Consumers deserve to be better informed, Wilson says.
She says studies on animals in the 1950s indicated additives used in processed meat - potassium nitrate and sodium nitrite - are carcinogenic.
“We’re pretty confident these things are making thousands of people have preventable cancer every year – I personally would take them out.”
Wilson says it's possible to preserve meat using other chemicals - such as Parma ham producers in Italy who removed all nitrites from their products in the 1990s.
"To many consumers, bacon is not just a food; it is a repository of childhood memories, a totem of home...To be told that bacon had given millions of people cancer was a bit like finding out your granny had been secretly sprinkling arsenic on your morning toast." Bee Wilson in The Guardian
Milking a rhino, giraffe or a bat wouldn’t be an easy job – so the Australian company making ‘baby food’ for the young of all these, and more, is in demand.
No species is too obscure for the family-run firm, Wombaroo, to recreate its milk in the lab.
It supplies milk replacements for a menagerie of exotic animals to zoos, animal parks, and pet owners around the world.

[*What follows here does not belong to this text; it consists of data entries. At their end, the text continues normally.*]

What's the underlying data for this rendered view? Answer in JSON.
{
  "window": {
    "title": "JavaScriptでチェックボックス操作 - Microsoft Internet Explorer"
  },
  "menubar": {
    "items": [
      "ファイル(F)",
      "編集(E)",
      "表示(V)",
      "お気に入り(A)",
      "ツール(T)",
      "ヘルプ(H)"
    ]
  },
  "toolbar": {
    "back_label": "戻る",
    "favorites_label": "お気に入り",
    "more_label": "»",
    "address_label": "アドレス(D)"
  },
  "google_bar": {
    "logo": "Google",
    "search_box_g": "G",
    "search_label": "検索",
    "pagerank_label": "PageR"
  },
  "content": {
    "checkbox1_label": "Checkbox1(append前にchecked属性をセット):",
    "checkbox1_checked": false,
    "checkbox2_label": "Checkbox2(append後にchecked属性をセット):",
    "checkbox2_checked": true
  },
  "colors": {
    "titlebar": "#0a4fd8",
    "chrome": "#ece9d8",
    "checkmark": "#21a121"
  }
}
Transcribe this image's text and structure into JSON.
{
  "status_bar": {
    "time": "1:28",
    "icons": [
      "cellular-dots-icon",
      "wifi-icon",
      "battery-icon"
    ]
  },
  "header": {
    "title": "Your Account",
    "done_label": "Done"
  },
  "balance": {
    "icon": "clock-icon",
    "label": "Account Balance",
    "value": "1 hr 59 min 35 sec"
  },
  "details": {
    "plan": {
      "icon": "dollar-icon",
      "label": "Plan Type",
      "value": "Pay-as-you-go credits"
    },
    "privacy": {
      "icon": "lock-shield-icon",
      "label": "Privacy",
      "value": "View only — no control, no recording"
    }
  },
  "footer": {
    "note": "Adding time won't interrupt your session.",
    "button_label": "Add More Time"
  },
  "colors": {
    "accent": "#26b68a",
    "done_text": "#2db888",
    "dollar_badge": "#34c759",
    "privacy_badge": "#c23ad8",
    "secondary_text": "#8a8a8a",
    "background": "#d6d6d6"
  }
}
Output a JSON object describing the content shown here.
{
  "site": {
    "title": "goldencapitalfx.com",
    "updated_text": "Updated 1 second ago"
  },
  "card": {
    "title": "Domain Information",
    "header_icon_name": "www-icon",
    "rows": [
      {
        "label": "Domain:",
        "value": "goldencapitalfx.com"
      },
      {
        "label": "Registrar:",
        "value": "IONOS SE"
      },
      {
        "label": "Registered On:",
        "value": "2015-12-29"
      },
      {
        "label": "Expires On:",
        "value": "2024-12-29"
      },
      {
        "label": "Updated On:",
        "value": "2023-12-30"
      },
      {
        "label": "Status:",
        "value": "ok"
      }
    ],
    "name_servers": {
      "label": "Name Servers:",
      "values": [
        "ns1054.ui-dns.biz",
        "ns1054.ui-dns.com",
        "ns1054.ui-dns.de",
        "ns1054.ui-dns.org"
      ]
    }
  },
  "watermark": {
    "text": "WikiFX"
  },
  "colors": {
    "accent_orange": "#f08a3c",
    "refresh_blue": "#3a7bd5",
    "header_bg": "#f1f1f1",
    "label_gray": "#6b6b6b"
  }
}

In New Zealand, its ‘bats' milk’ has been fed to a baby lesser short-tailed bat at Auckland Zoo, and its tailored diets are used to help endangered bird species including the kakapo.
Gordon Rich runs the company, set up by his father Brian, a biochemist.
Rich says his father was interested in birds and discovered there wasn’t much nutritional science behind their feeding.
He came up with some formulations “on the kitchen bench at home” and eventually presented a paper at a wildlife veterinary conference in 1984. “There was a huge amount of interest. I think people had seen a lot of problems with our native animals.”
The firm became known for being able to formulate products for unusual animals and started to get enquiries from zoos and breeders of domestic animals and Australian native animals.
It has a standard 24 species-specific milk replacements
The company also does custom-designed milks, when it gets the call.
“And it’s usually on the weekends or late at night when a zoo has got a strange animal that’s bred and they suddenly need some milk.”
The latest is a zoo near Adelaide which has a giraffe that isn’t nursing her newborn. “It’s putting on about 10kg a week. They have to get up on a stepladder to feed it, it’s over seven feet tall at the moment.”
It's also done formulas for lions, tigers, cheetahs, elephants and rhinos.
Luckily for the company, it's not necessary to physically milk an animal to work out the formula for the species - the information is mostly in published papers.
Has New Zealand entered the space race in earnest? After the recent Rocket Lab launch, a conference at Te Papa hears plans to position the country as a base station for the global satellites sector.
Also competition in the broadband market has been pushing prices down, but will looming regulation see rates rise again for consumers?
Meanwhile, Google rolls out free calls to mobile phones and landlines from its home assistant, Google Home.
And sticking with these voice-activated digital assistants, Emily Wang of Datacom on reports that users of Amazon's Alexa system are hearing the unit emit strange, "witch-like" laughter (if you do a search of #alexalaughs on Twitter, you'll see many funny/creepy examples).